Bigfoot - Banner Ad

View complete article here.

by Mark. J Rice.

PB-WebAd_DrivenPile_400x400A Follow-up from Mark J. Rice’s Article ‘Differing Site Conditions’ Issue 30-1. Adapted from Federal Acquisition Regulations, 32.236-2 of FAR.

TYPE I – DIFFERING SITE CONDITION (DSC) 

A type I condition requires that a subsurface condition was encountered which differed materially from what was indicated in the contract documents.

The contract documents must contain some indication of conditions to be expected and the actual conditions must vary from that indication.

Express Indications: Boring locations, ground elevations, logs, subsurface investigation reports, ground water levels, foundation investigation reports.

General Design Indications: Inferences that can reasonably be made from reading the plans and specifications.

CHECK LIST 

What are the Contract “Notice of Claim Deadlines and what must be submitted when?

What information did the owner and his representative gather for design of the project?

What information did the owner and his representatives present in the plans, specifications & estimates package and other information made available to bidders, during project solicitation and at the prebid meeting?

Document any non-disclosed items and assess any impact on the claimed differing sire condition.

Review actual subsurface conditions at the project site. Record actual conditions by photographs, notes and/or video methods.

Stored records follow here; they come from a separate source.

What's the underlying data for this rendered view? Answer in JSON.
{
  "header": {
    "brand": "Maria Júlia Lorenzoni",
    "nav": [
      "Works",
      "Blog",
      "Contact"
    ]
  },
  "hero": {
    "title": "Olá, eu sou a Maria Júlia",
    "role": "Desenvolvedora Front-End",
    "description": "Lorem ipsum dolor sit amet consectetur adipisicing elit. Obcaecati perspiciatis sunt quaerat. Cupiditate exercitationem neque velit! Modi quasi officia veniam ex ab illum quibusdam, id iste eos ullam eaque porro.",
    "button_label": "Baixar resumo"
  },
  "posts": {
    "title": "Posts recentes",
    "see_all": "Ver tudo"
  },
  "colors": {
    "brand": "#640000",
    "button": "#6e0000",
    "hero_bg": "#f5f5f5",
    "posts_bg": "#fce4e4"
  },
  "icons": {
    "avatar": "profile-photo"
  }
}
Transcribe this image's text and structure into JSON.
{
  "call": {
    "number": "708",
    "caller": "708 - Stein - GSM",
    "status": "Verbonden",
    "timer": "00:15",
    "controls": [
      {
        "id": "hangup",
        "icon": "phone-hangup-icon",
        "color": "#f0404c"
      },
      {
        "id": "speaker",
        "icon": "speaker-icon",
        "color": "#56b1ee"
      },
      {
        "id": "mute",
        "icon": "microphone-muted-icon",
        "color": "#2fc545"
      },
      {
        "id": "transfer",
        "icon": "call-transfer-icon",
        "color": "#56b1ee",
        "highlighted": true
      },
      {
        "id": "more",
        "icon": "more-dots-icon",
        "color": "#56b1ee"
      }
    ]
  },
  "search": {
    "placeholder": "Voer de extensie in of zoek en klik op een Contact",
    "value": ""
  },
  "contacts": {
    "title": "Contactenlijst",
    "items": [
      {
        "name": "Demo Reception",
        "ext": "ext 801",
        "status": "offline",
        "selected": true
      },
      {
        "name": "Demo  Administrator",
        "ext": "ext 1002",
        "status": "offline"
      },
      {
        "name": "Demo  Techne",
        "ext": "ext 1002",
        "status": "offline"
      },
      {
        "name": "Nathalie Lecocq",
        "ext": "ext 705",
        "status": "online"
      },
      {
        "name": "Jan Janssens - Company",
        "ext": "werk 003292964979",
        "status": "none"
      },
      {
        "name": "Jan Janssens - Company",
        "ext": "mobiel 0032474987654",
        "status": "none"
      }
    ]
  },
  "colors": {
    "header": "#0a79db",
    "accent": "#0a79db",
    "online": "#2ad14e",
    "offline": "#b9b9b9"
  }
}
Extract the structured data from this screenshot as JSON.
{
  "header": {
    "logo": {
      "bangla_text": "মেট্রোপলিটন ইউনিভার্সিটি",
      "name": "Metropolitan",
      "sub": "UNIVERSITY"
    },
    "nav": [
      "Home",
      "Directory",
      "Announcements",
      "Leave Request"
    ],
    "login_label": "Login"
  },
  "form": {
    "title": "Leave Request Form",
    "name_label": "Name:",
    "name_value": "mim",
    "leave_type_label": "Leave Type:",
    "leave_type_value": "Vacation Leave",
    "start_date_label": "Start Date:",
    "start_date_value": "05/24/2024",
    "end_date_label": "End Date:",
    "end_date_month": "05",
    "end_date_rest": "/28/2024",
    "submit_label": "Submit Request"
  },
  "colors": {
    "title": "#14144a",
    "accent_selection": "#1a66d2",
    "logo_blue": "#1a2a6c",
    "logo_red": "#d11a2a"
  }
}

Document the exhibits to validate the work…

Make comparison and document any differences.

Consider the following items in making a decision on a DSC “Differing Site Condition”.

A. Are soils and/or rock types materially different?

B. Are soils and/or rock physical properties different?

C. Are ground water levels materially different?

D. Are ground elevations materially different?

E. Should the contractor have recognized the condition during a field inspection?

F. Did the contractor provide timely notice?

G. Did the owner respond to the condition notice and was the condition exposed during the inspection?

View complete article here.